● Requirement: Go through the records, and copy each line in which the string "kind" is present.
*** Opening of Material provided ***
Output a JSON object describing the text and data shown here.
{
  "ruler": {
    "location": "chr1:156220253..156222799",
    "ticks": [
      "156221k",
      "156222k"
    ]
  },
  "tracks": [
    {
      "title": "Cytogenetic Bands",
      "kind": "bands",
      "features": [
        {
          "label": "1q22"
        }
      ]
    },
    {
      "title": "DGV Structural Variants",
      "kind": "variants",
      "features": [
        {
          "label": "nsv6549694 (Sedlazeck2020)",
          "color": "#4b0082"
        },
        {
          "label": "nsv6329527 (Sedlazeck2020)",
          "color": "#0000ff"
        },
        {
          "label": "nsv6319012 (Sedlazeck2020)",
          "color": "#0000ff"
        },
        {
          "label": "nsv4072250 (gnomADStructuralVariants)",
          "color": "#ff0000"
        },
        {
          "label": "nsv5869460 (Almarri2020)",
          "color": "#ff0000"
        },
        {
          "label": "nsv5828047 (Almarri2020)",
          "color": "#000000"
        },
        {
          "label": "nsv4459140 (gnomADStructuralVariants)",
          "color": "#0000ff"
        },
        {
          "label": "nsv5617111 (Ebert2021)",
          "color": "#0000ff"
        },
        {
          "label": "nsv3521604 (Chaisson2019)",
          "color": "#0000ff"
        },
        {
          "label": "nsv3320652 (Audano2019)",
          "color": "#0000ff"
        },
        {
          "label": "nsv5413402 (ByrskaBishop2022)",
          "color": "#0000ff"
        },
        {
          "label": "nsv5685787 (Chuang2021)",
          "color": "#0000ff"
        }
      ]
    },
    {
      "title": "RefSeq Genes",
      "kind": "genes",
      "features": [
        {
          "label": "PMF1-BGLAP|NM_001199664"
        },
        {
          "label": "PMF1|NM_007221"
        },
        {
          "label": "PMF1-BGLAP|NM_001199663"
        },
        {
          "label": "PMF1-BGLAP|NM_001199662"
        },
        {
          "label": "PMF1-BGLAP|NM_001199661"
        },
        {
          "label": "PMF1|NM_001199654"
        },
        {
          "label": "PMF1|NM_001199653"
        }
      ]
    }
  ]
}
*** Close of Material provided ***
● Answer area:
      "kind": "bands",
      "kind": "variants",
      "kind": "genes",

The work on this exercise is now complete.